All of the entries need to be copied character for character.

[Records shown Boundary: Start]

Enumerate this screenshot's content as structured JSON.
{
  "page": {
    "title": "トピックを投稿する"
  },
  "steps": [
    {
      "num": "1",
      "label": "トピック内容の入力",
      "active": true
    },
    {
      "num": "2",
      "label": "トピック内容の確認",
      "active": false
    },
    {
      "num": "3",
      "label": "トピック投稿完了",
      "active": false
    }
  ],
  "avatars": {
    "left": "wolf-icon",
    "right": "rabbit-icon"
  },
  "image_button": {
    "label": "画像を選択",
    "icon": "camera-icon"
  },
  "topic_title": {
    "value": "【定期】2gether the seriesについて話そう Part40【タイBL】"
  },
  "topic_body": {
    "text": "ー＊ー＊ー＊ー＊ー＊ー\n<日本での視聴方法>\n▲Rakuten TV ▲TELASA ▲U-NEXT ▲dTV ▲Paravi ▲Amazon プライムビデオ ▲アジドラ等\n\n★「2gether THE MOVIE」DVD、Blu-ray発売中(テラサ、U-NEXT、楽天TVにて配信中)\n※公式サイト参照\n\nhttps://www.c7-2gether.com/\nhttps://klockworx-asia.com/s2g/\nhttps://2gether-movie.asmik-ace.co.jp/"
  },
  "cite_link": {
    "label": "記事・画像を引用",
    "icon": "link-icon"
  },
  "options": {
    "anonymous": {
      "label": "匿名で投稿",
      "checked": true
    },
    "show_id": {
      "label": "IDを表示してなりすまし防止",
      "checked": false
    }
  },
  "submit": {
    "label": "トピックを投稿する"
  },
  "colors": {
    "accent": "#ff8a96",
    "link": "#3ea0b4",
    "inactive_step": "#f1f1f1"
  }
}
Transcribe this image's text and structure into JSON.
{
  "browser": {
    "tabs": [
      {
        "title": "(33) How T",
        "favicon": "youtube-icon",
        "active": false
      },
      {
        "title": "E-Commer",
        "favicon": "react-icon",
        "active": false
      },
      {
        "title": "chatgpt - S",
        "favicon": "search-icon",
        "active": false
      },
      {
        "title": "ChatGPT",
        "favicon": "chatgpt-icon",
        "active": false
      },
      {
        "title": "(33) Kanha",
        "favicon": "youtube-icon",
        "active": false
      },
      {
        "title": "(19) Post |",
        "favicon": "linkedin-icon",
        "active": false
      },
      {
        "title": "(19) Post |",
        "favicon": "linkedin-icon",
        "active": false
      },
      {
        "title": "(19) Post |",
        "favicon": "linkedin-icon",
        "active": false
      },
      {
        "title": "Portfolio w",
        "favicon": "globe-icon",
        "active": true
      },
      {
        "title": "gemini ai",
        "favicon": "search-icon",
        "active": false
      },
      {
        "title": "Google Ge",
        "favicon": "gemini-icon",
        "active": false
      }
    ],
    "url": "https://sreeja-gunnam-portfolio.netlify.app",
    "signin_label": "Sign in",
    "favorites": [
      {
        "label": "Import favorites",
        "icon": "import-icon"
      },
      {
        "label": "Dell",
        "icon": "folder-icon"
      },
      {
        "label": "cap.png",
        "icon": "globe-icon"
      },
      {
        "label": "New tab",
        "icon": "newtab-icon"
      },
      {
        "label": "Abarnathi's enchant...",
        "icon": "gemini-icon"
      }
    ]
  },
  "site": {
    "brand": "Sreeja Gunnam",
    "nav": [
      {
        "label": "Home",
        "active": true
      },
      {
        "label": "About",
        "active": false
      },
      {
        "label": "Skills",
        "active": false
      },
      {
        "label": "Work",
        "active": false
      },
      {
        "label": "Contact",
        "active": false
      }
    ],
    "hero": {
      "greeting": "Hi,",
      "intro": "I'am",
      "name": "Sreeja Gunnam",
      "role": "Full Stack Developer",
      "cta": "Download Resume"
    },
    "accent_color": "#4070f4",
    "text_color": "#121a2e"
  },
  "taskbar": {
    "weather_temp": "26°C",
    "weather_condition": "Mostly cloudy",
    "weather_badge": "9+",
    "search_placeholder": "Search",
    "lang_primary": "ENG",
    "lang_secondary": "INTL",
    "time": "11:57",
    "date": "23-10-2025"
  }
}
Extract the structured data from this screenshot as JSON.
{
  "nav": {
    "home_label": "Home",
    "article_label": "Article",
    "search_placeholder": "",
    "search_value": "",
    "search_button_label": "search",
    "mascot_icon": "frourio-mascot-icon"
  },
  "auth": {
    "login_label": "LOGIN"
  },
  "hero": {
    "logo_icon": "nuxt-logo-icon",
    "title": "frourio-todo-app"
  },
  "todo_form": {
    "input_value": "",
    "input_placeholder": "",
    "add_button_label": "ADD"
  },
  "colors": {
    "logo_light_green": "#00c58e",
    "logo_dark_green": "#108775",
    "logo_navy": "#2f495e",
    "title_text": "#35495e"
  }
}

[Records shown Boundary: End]

Written solution →
Enumerate this screenshot's content as structured JSON.
{
  "page": {
    "title": "トピックを投稿する"
  },
  "steps": [
    {
      "num": "1",
      "label": "トピック内容の入力",
      "active": true
    },
    {
      "num": "2",
      "label": "トピック内容の確認",
      "active": false
    },
    {
      "num": "3",
      "label": "トピック投稿完了",
      "active": false
    }
  ],
  "avatars": {
    "left": "wolf-icon",
    "right": "rabbit-icon"
  },
  "image_button": {
    "label": "画像を選択",
    "icon": "camera-icon"
  },
  "topic_title": {
    "value": "【定期】2gether the seriesについて話そう Part40【タイBL】"
  },
  "topic_body": {
    "text": "ー＊ー＊ー＊ー＊ー＊ー\n<日本での視聴方法>\n▲Rakuten TV ▲TELASA ▲U-NEXT ▲dTV ▲Paravi ▲Amazon プライムビデオ ▲アジドラ等\n\n★「2gether THE MOVIE」DVD、Blu-ray発売中(テラサ、U-NEXT、楽天TVにて配信中)\n※公式サイト参照\n\nhttps://www.c7-2gether.com/\nhttps://klockworx-asia.com/s2g/\nhttps://2gether-movie.asmik-ace.co.jp/"
  },
  "cite_link": {
    "label": "記事・画像を引用",
    "icon": "link-icon"
  },
  "options": {
    "anonymous": {
      "label": "匿名で投稿",
      "checked": true
    },
    "show_id": {
      "label": "IDを表示してなりすまし防止",
      "checked": false
    }
  },
  "submit": {
    "label": "トピックを投稿する"
  },
  "colors": {
    "accent": "#ff8a96",
    "link": "#3ea0b4",
    "inactive_step": "#f1f1f1"
  }
}
Transcribe this image's text and structure into JSON.
{
  "browser": {
    "tabs": [
      {
        "title": "(33) How T",
        "favicon": "youtube-icon",
        "active": false
      },
      {
        "title": "E-Commer",
        "favicon": "react-icon",
        "active": false
      },
      {
        "title": "chatgpt - S",
        "favicon": "search-icon",
        "active": false
      },
      {
        "title": "ChatGPT",
        "favicon": "chatgpt-icon",
        "active": false
      },
      {
        "title": "(33) Kanha",
        "favicon": "youtube-icon",
        "active": false
      },
      {
        "title": "(19) Post |",
        "favicon": "linkedin-icon",
        "active": false
      },
      {
        "title": "(19) Post |",
        "favicon": "linkedin-icon",
        "active": false
      },
      {
        "title": "(19) Post |",
        "favicon": "linkedin-icon",
        "active": false
      },
      {
        "title": "Portfolio w",
        "favicon": "globe-icon",
        "active": true
      },
      {
        "title": "gemini ai",
        "favicon": "search-icon",
        "active": false
      },
      {
        "title": "Google Ge",
        "favicon": "gemini-icon",
        "active": false
      }
    ],
    "url": "https://sreeja-gunnam-portfolio.netlify.app",
    "signin_label": "Sign in",
    "favorites": [
      {
        "label": "Import favorites",
        "icon": "import-icon"
      },
      {
        "label": "Dell",
        "icon": "folder-icon"
      },
      {
        "label": "cap.png",
        "icon": "globe-icon"
      },
      {
        "label": "New tab",
        "icon": "newtab-icon"
      },
      {
        "label": "Abarnathi's enchant...",
        "icon": "gemini-icon"
      }
    ]
  },
  "site": {
    "brand": "Sreeja Gunnam",
    "nav": [
      {
        "label": "Home",
        "active": true
      },
      {
        "label": "About",
        "active": false
      },
      {
        "label": "Skills",
        "active": false
      },
      {
        "label": "Work",
        "active": false
      },
      {
        "label": "Contact",
        "active": false
      }
    ],
    "hero": {
      "greeting": "Hi,",
      "intro": "I'am",
      "name": "Sreeja Gunnam",
      "role": "Full Stack Developer",
      "cta": "Download Resume"
    },
    "accent_color": "#4070f4",
    "text_color": "#121a2e"
  },
  "taskbar": {
    "weather_temp": "26°C",
    "weather_condition": "Mostly cloudy",
    "weather_badge": "9+",
    "search_placeholder": "Search",
    "lang_primary": "ENG",
    "lang_secondary": "INTL",
    "time": "11:57",
    "date": "23-10-2025"
  }
}
Extract the structured data from this screenshot as JSON.
{
  "nav": {
    "home_label": "Home",
    "article_label": "Article",
    "search_placeholder": "",
    "search_value": "",
    "search_button_label": "search",
    "mascot_icon": "frourio-mascot-icon"
  },
  "auth": {
    "login_label": "LOGIN"
  },
  "hero": {
    "logo_icon": "nuxt-logo-icon",
    "title": "frourio-todo-app"
  },
  "todo_form": {
    "input_value": "",
    "input_placeholder": "",
    "add_button_label": "ADD"
  },
  "colors": {
    "logo_light_green": "#00c58e",
    "logo_dark_green": "#108775",
    "logo_navy": "#2f495e",
    "title_text": "#35495e"
  }
}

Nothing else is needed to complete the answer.